PROBLEM DESCRIPTION
Within the entries below, find every line that has the string "JSON", then copy it.

Data records for software interfaces
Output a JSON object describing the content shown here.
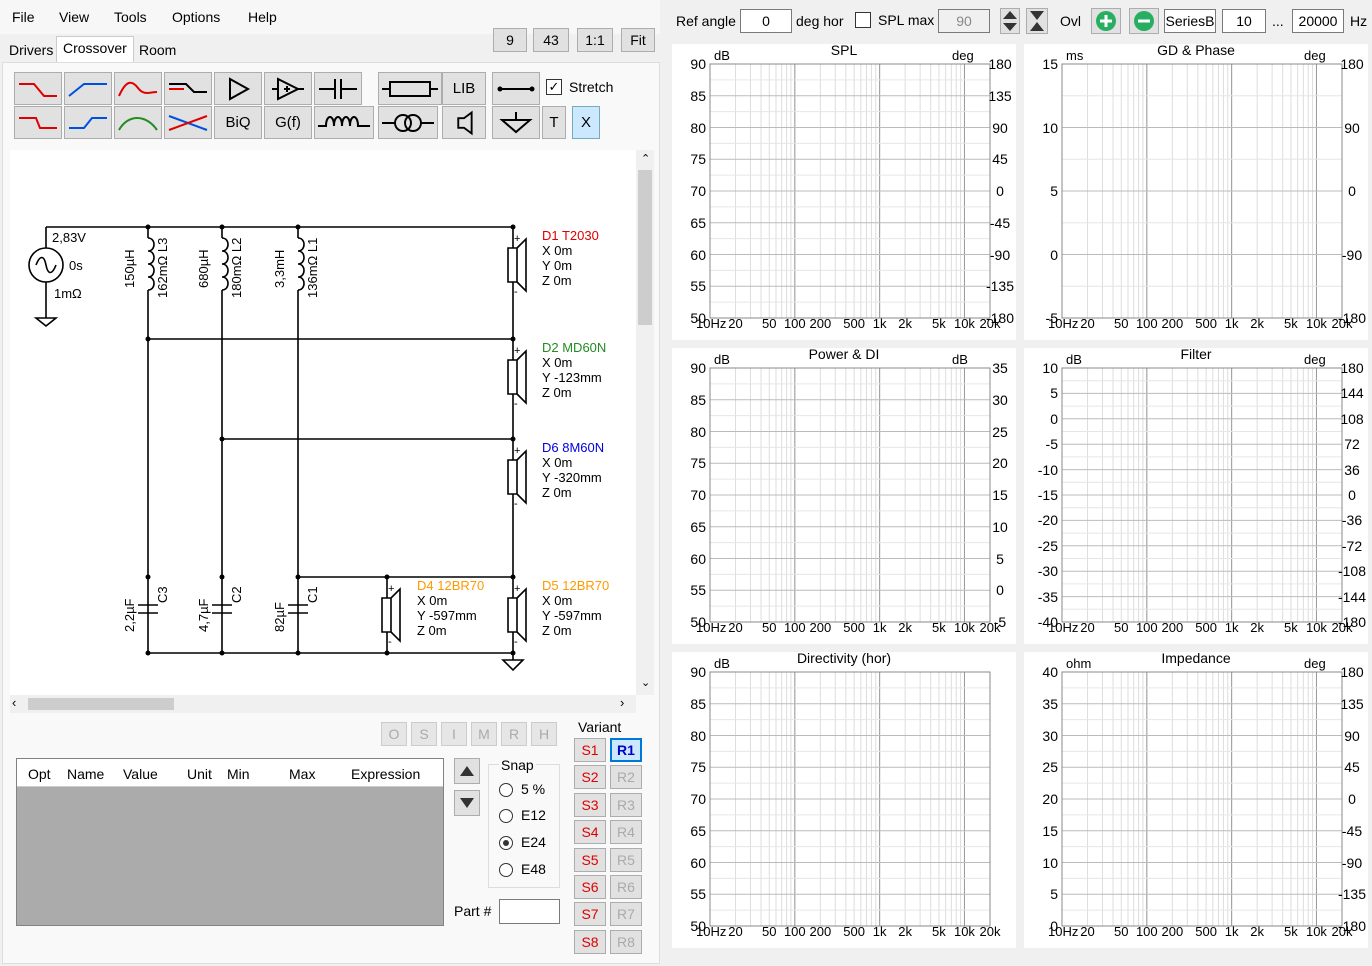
{
  "menu": [
    "File",
    "View",
    "Tools",
    "Options",
    "Help"
  ],
  "tabs": [
    "Drivers",
    "Crossover",
    "Room"
  ],
  "zoom_buttons": [
    "9",
    "43",
    "1:1",
    "Fit"
  ],
  "toolbar": {
    "lib": "LIB",
    "biq": "BiQ",
    "gf": "G(f)",
    "t": "T",
    "x": "X",
    "stretch": "Stretch"
  },
  "schematic": {
    "source": {
      "voltage": "2,83V",
      "delay": "0s",
      "resistance": "1mΩ"
    },
    "inductors": [
      {
        "value": "150µH",
        "name": "162mΩ L3"
      },
      {
        "value": "680µH",
        "name": "180mΩ L2"
      },
      {
        "value": "3,3mH",
        "name": "136mΩ L1"
      }
    ],
    "capacitors": [
      {
        "value": "2,2µF",
        "name": "C3"
      },
      {
        "value": "4,7µF",
        "name": "C2"
      },
      {
        "value": "82µF",
        "name": "C1"
      }
    ],
    "drivers": [
      {
        "name": "D1 T2030",
        "x": "X 0m",
        "y": "Y 0m",
        "z": "Z 0m",
        "color": "#e00000"
      },
      {
        "name": "D2 MD60N",
        "x": "X 0m",
        "y": "Y -123mm",
        "z": "Z 0m",
        "color": "#228b22"
      },
      {
        "name": "D6 8M60N",
        "x": "X 0m",
        "y": "Y -320mm",
        "z": "Z 0m",
        "color": "#0000e0"
      },
      {
        "name": "D4 12BR70",
        "x": "X 0m",
        "y": "Y -597mm",
        "z": "Z 0m",
        "color": "#ff9900"
      },
      {
        "name": "D5 12BR70",
        "x": "X 0m",
        "y": "Y -597mm",
        "z": "Z 0m",
        "color": "#ff9900"
      }
    ],
    "plus": "+",
    "minus": "-"
  },
  "opt_buttons": [
    "O",
    "S",
    "I",
    "M",
    "R",
    "H"
  ],
  "params_table": {
    "columns": [
      "Opt",
      "Name",
      "Value",
      "Unit",
      "Min",
      "Max",
      "Expression"
    ]
  },
  "snap": {
    "label": "Snap",
    "options": [
      "5 %",
      "E12",
      "E24",
      "E48"
    ],
    "selected": "E24"
  },
  "part_label": "Part #",
  "variant": {
    "label": "Variant",
    "s": [
      "S1",
      "S2",
      "S3",
      "S4",
      "S5",
      "S6",
      "S7",
      "S8"
    ],
    "r": [
      "R1",
      "R2",
      "R3",
      "R4",
      "R5",
      "R6",
      "R7",
      "R8"
    ],
    "active_r": "R1"
  },
  "top_controls": {
    "ref_angle_label": "Ref angle",
    "ref_angle": "0",
    "deg_hor": "deg hor",
    "spl_max": "SPL max",
    "spl_max_value": "90",
    "ovl": "Ovl",
    "series": "SeriesB",
    "f_low": "10",
    "ellipsis": "...",
    "f_high": "20000",
    "hz": "Hz"
  },
  "x_ticks": [
    "10Hz",
    "20",
    "50",
    "100",
    "200",
    "500",
    "1k",
    "2k",
    "5k",
    "10k",
    "20k"
  ],
  "charts": [
    {
      "title": "SPL",
      "left_unit": "dB",
      "right_unit": "deg",
      "left": [
        "90",
        "85",
        "80",
        "75",
        "70",
        "65",
        "60",
        "55",
        "50"
      ],
      "right": [
        "180",
        "135",
        "90",
        "45",
        "0",
        "-45",
        "-90",
        "-135",
        "-180"
      ]
    },
    {
      "title": "GD & Phase",
      "left_unit": "ms",
      "right_unit": "deg",
      "left": [
        "15",
        "10",
        "5",
        "0",
        "-5"
      ],
      "right": [
        "180",
        "90",
        "0",
        "-90",
        "-180"
      ]
    },
    {
      "title": "Power & DI",
      "left_unit": "dB",
      "right_unit": "dB",
      "left": [
        "90",
        "85",
        "80",
        "75",
        "70",
        "65",
        "60",
        "55",
        "50"
      ],
      "right": [
        "35",
        "30",
        "25",
        "20",
        "15",
        "10",
        "5",
        "0",
        "-5"
      ]
    },
    {
      "title": "Filter",
      "left_unit": "dB",
      "right_unit": "deg",
      "left": [
        "10",
        "5",
        "0",
        "-5",
        "-10",
        "-15",
        "-20",
        "-25",
        "-30",
        "-35",
        "-40"
      ],
      "right": [
        "180",
        "144",
        "108",
        "72",
        "36",
        "0",
        "-36",
        "-72",
        "-108",
        "-144",
        "-180"
      ]
    },
    {
      "title": "Directivity (hor)",
      "left_unit": "dB",
      "right_unit": "",
      "left": [
        "90",
        "85",
        "80",
        "75",
        "70",
        "65",
        "60",
        "55",
        "50"
      ],
      "right": []
    },
    {
      "title": "Impedance",
      "left_unit": "ohm",
      "right_unit": "deg",
      "left": [
        "40",
        "35",
        "30",
        "25",
        "20",
        "15",
        "10",
        "5",
        "0"
      ],
      "right": [
        "180",
        "135",
        "90",
        "45",
        "0",
        "-45",
        "-90",
        "-135",
        "-180"
      ]
    }
  ]
}
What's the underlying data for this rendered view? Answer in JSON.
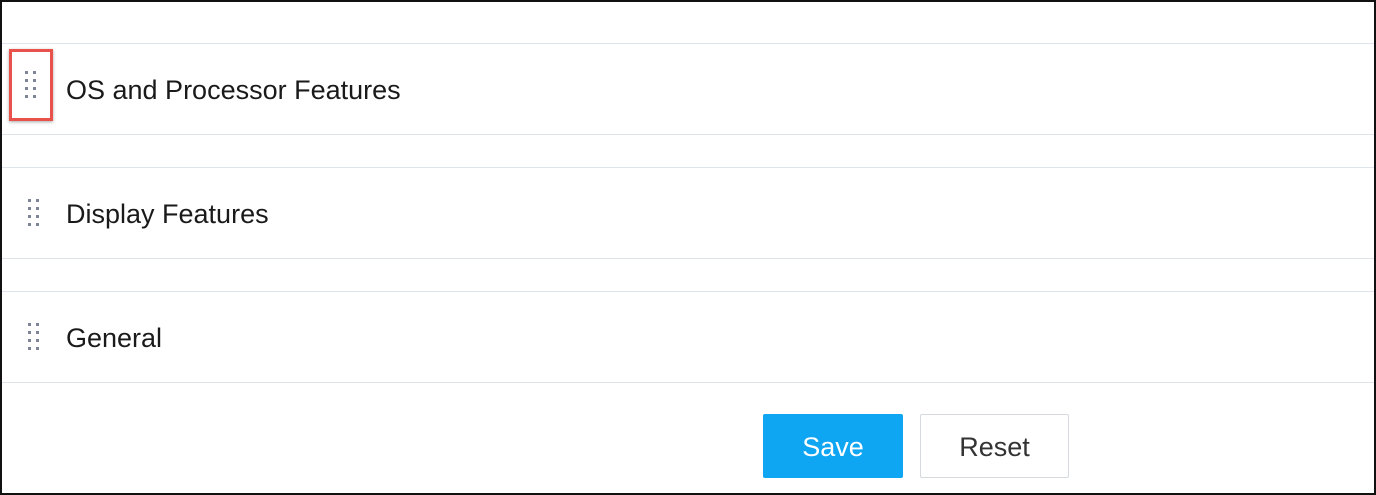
{
  "sections": [
    {
      "label": "OS and Processor Features",
      "handle_icon": "drag-handle-icon",
      "highlighted": true
    },
    {
      "label": "Display Features",
      "handle_icon": "drag-handle-icon",
      "highlighted": false
    },
    {
      "label": "General",
      "handle_icon": "drag-handle-icon",
      "highlighted": false
    }
  ],
  "actions": {
    "save_label": "Save",
    "reset_label": "Reset"
  },
  "colors": {
    "primary": "#0ea5f3",
    "highlight": "#e8524a",
    "divider": "#dfe3ea",
    "handle": "#7c8696"
  }
}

EXERCISE RESPONSE
Output a JSON object describing the content shown here.
What's the underlying data for this rendered view? Answer in JSON.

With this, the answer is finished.